Sexually Transmitted Diseases/Infections (STDs)
- The STATE of STDs in Missouri - 2017
- Laws, Regulations & Manuals
- Frequently Asked Questions
- Video Resource for Educators
Sexually Transmitted Diseases (STDs)/Sexually Transmitted Infections (STIs)
STDs/STIs infect the mouth, genital and anal areas of the body. Although some STDs/STIs can also be spread through sexual skin-to-skin contact, STDs/STIs are spread mainly through oral, vaginal, or anal sex with an infected partner. Some STDs/STIs can also be spread from an infected mother to her child during the birthing process.
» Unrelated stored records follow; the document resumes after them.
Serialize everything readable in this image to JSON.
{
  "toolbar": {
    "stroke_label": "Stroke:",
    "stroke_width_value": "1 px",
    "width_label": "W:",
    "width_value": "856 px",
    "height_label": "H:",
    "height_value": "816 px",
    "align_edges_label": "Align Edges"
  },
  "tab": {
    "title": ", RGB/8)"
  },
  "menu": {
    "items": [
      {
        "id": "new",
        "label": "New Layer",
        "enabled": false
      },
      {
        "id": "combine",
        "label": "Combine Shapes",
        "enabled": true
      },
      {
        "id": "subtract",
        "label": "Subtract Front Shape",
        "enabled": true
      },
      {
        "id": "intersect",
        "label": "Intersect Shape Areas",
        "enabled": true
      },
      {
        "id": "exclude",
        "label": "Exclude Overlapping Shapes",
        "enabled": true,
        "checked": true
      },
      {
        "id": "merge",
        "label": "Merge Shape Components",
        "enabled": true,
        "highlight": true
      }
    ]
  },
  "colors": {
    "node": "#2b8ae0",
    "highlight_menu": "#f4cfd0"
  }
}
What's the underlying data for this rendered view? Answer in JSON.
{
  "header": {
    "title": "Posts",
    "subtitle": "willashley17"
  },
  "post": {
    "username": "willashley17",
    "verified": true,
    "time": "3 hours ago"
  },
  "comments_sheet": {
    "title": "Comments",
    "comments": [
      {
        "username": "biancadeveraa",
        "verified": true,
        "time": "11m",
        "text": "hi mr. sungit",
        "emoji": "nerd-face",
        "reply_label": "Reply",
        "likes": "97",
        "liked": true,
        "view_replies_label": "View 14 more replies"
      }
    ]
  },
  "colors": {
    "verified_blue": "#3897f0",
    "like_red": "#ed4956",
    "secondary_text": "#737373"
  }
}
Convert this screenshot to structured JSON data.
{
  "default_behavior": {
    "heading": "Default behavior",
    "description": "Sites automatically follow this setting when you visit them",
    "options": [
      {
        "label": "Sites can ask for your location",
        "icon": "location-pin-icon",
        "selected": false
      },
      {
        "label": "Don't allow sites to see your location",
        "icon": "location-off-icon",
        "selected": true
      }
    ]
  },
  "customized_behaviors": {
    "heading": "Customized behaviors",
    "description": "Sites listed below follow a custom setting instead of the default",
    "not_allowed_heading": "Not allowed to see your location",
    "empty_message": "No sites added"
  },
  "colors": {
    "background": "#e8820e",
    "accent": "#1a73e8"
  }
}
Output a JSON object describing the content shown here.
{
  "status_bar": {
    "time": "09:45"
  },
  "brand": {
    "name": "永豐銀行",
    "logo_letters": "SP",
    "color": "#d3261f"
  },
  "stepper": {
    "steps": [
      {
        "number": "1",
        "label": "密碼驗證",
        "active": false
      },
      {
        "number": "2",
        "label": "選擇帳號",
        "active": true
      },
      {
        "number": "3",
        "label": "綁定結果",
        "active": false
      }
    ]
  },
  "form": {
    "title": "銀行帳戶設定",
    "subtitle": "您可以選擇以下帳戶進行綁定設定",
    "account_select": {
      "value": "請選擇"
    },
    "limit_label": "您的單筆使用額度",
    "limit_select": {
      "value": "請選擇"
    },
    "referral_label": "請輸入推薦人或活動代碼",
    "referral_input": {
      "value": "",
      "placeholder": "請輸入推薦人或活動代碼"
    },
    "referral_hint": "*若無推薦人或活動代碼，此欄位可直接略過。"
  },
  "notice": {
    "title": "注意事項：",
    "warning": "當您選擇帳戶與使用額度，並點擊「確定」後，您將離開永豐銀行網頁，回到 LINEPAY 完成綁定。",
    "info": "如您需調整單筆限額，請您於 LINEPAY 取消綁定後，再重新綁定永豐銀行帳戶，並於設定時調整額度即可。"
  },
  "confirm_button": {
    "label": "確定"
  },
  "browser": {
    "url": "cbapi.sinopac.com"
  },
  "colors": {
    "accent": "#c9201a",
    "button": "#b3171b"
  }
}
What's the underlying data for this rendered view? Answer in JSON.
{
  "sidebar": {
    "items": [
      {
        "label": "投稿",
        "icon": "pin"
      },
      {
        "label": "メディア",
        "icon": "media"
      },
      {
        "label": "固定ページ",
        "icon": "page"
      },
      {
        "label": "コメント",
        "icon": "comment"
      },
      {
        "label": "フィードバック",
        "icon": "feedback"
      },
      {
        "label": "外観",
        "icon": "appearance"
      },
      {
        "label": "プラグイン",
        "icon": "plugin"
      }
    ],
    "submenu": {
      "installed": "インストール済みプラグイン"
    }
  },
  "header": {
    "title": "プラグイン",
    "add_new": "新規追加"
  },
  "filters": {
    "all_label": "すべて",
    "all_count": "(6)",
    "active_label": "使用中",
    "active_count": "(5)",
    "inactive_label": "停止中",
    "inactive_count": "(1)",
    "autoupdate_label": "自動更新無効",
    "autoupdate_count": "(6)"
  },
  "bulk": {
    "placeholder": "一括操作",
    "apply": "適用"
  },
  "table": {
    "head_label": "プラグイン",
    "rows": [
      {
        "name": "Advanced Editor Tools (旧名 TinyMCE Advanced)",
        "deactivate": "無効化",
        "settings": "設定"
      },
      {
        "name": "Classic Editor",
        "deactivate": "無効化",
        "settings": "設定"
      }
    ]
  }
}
STDs/STIs are either viral or bacterial. A viral infection is caused by a virus and cannot be cured. However, although a virus will remain in the body for life, symptoms of the virus might not be present at all times. A bacterial infection is caused by a bacterial organism, and the active infection can be cured. The infection must be treated early, however, to ensure that the damage it caused to the body can be repaired. Whether an infection is viral or bacterial, the infection can have long-term effects on the body, such as infertility or sterility, and can leave the body vulnerable to more serious diseases, such as HIV. Ultimately, untreated STDs/STIs can affect numerous organ systems in the body.
Bacterial infections include chlamydia, gonorrhea, and syphilis. Viral infections include human papillomavirus (HPV), herpes (HSV or herpes simplex virus), human immunodeficiency virus/acquired immune deficiency syndrome (HIV/AIDS) and Hepatitis B. STDs/STIs are 100 percent preventable through abstinence from oral, vaginal and anal sex. For individuals who choose to engage in sexual activity including oral sex, vaginal sex and anal sex, the proper and consistent use of a latex or polyurethane condom during every sexual encounter will greatly help reduce the risk of contracting an STD/STI or HIV.
Alcohol and drug use frequently play a role in STD/STI transmission because both may cause impaired judgment, leaving a person more vulnerable to engaging in risky behaviors such as unprotected or unwanted sex. Routine testing and screening for STDs/STIs, HIV, Hepatitis B and Hepatitis C through a health care provider is critical for treatment and prevention of complications. Treatment may require medicine specific to the infection, as prescribed by a health care provider.
Did you know...?
- STDs impact young people the hardest. Half of all STDs are in people under 25 years old, although they represent only a quarter of people having sex.
- The only sure way to avoid STDs is to not have vaginal, anal, or oral sex. If you are sexually active, you can reduce your risk of getting an STD by using a condom.
- You can’t tell if someone has an STD just by looking at them. Many STDs don’t cause any symptoms, so the only way to know for sure is to get tested.
- STD tests aren’t always part of a regular doctor visit. Many doctors may not give you an HIV or STD test unless you ask for one.
- Even if you use birth control, you should still think about STD prevention. Birth control methods like the pill, patch, ring, and IUD are very effective at preventing pregnancy, but they do not protect against STDs and HIV.